YOUR GOAL - A bare number is required: the count of lines in the material below that hold the word "Modero".
SUPPLIED DATA Start Marker
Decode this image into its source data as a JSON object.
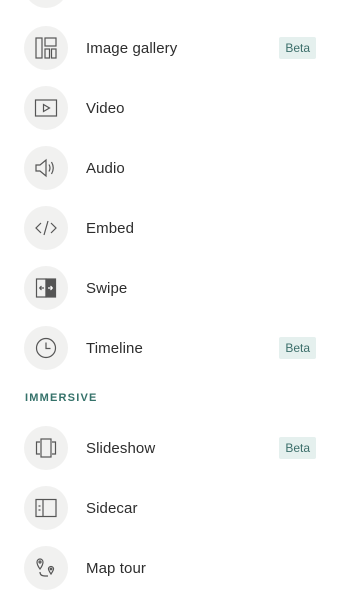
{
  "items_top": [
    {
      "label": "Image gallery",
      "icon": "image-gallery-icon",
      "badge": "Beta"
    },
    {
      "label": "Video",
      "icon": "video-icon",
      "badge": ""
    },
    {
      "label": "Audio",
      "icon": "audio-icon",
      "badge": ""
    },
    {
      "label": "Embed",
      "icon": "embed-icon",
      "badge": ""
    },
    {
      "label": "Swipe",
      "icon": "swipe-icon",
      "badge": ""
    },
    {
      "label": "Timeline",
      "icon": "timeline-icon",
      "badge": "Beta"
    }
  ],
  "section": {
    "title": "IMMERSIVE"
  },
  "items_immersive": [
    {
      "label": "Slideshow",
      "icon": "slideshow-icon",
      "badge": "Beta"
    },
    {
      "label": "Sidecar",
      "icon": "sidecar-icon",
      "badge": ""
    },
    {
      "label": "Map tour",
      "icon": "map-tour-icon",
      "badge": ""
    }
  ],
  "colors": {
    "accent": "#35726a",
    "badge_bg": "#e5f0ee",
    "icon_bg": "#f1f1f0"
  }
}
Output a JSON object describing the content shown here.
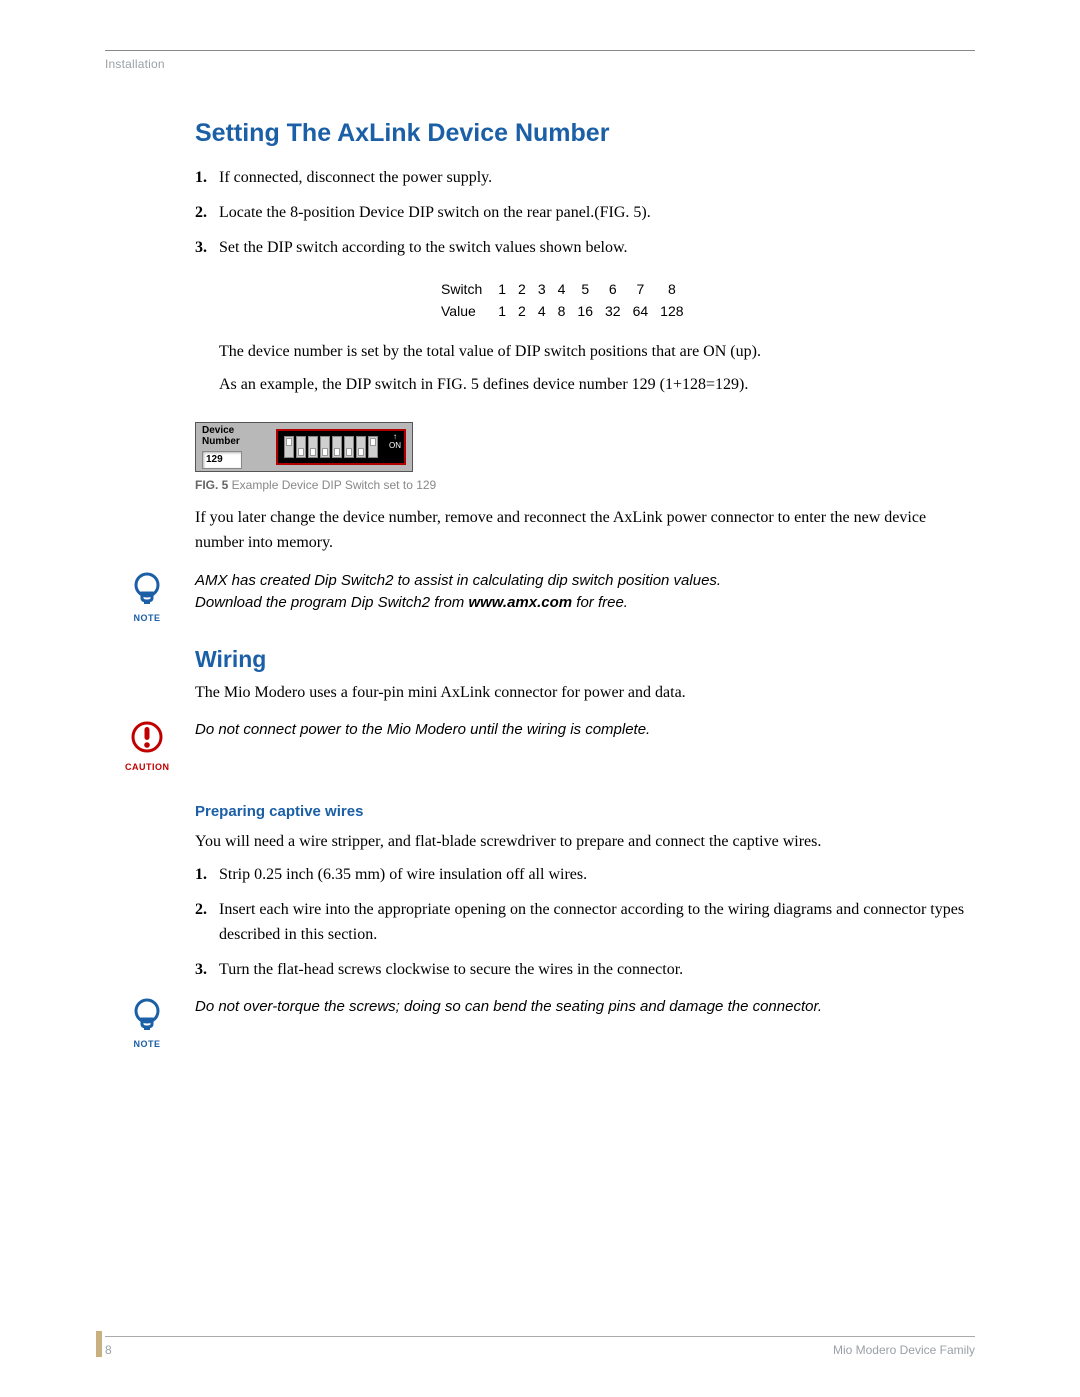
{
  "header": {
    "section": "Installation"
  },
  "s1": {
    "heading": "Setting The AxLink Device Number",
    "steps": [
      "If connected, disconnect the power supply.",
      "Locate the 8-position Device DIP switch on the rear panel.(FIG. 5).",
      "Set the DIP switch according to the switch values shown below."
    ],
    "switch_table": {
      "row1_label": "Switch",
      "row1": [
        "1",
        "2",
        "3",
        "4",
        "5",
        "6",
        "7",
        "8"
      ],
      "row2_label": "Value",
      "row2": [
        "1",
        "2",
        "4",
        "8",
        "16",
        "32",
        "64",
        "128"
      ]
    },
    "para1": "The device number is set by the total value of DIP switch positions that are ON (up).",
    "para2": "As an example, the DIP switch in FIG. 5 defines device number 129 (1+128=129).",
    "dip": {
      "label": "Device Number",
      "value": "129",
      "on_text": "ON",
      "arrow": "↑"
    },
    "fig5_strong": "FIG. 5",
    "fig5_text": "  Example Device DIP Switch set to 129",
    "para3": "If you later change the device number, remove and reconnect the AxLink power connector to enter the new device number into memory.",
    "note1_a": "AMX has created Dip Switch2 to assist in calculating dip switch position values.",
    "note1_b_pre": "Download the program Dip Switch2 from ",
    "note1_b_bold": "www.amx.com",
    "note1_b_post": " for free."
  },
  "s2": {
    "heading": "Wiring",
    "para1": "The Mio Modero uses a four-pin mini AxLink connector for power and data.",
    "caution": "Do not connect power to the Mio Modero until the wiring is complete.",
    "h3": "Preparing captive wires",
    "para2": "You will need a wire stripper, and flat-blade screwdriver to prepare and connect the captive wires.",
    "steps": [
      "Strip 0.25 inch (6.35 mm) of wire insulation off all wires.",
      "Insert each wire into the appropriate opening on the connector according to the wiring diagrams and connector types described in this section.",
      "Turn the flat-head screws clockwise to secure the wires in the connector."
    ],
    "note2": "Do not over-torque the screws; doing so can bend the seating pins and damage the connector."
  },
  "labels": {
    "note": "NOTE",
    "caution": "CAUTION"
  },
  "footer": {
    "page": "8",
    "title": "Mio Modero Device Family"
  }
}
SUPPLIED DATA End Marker
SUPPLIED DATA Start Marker
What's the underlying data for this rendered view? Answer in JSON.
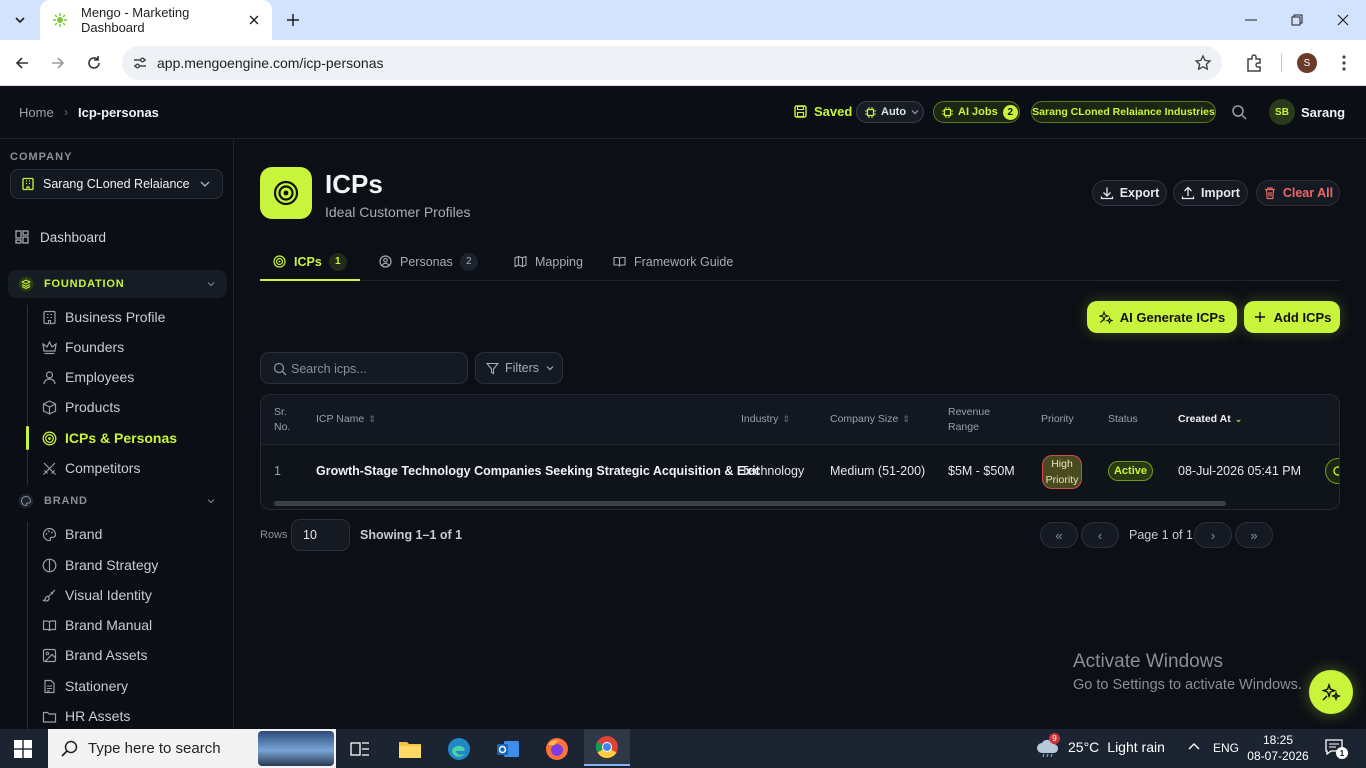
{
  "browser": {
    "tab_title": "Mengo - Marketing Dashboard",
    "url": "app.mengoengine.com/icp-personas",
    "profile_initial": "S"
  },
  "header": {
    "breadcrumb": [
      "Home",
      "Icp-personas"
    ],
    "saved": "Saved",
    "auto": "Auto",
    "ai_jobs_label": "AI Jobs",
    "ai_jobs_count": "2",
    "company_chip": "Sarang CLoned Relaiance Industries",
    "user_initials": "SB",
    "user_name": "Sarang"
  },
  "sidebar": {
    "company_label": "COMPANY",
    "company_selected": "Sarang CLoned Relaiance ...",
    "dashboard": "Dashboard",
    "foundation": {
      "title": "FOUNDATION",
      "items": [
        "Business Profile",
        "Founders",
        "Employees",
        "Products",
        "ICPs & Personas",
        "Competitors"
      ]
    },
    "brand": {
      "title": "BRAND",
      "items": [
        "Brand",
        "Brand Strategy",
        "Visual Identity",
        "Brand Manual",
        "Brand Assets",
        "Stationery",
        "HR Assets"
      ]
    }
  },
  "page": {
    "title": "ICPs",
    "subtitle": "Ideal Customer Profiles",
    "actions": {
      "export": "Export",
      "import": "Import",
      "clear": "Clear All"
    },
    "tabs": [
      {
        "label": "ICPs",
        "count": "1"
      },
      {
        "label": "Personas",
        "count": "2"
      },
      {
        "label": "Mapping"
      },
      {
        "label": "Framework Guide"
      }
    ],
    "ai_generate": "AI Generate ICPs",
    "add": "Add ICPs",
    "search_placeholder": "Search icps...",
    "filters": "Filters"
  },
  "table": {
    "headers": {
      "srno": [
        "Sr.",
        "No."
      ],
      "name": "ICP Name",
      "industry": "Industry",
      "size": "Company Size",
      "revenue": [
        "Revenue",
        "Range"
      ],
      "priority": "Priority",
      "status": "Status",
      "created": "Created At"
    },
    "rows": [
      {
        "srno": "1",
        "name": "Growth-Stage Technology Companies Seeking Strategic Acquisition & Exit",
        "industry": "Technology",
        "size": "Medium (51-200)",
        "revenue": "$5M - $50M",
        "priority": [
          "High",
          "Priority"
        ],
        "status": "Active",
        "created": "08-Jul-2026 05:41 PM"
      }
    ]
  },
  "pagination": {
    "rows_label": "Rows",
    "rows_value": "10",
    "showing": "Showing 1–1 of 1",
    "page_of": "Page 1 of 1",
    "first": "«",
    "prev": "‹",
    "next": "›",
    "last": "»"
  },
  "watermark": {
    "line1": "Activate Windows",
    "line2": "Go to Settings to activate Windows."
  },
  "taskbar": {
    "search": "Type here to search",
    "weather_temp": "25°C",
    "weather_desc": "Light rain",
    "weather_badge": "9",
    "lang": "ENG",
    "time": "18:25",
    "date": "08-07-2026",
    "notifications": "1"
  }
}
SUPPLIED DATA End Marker
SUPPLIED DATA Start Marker
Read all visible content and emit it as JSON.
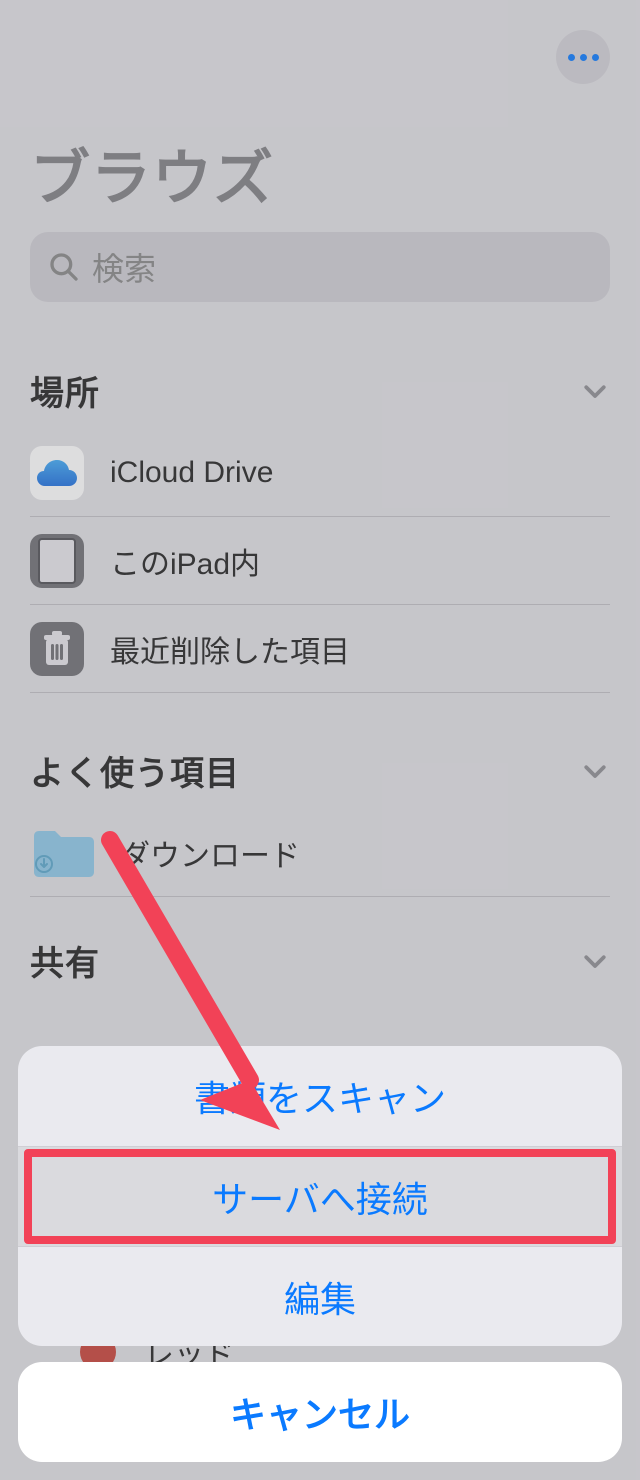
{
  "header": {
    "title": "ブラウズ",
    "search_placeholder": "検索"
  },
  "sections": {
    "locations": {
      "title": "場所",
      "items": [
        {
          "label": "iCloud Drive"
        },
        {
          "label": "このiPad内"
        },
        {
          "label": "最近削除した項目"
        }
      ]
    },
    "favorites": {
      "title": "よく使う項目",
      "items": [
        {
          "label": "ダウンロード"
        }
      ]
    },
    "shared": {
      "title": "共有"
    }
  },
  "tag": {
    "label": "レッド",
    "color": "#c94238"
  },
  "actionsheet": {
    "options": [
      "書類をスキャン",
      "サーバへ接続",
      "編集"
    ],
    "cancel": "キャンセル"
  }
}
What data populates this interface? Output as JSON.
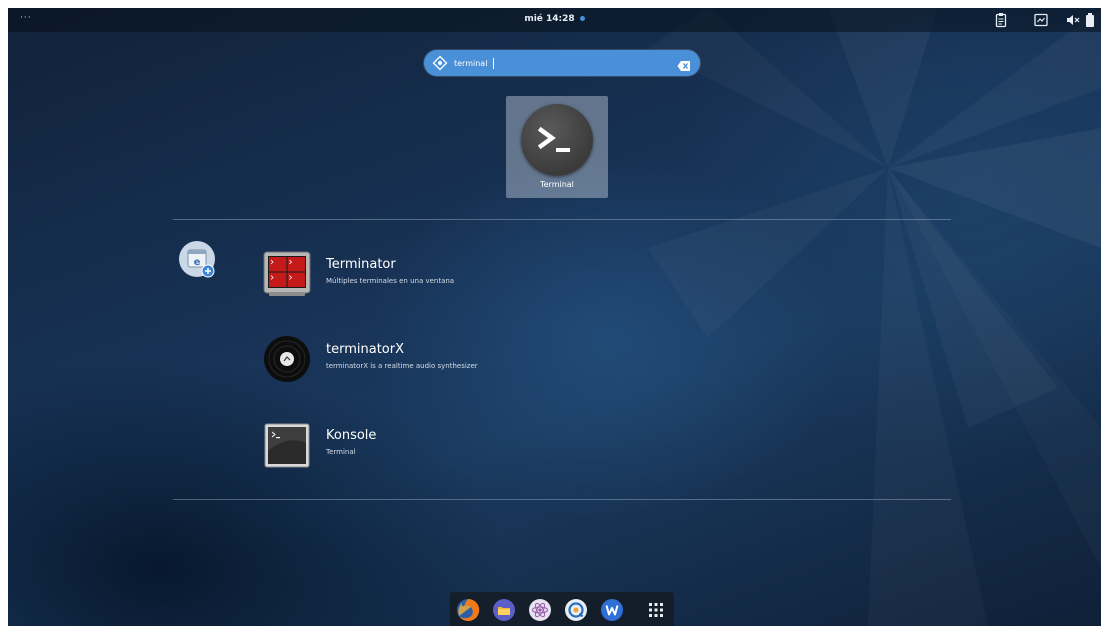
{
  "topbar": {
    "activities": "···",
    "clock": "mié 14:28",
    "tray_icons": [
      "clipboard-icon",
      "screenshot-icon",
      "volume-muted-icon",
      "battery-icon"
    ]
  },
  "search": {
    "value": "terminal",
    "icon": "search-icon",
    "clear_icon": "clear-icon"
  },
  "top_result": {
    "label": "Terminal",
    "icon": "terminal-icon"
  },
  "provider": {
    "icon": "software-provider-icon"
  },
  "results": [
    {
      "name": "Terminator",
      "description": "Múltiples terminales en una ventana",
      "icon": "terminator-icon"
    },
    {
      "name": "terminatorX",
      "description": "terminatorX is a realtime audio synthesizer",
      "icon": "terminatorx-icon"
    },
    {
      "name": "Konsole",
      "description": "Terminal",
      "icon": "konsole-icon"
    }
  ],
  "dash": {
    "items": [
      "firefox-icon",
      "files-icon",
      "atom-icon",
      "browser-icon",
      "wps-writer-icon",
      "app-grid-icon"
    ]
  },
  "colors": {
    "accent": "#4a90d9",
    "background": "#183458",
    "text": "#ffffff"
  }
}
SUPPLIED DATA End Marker
RESULT OF THIS TASK - 3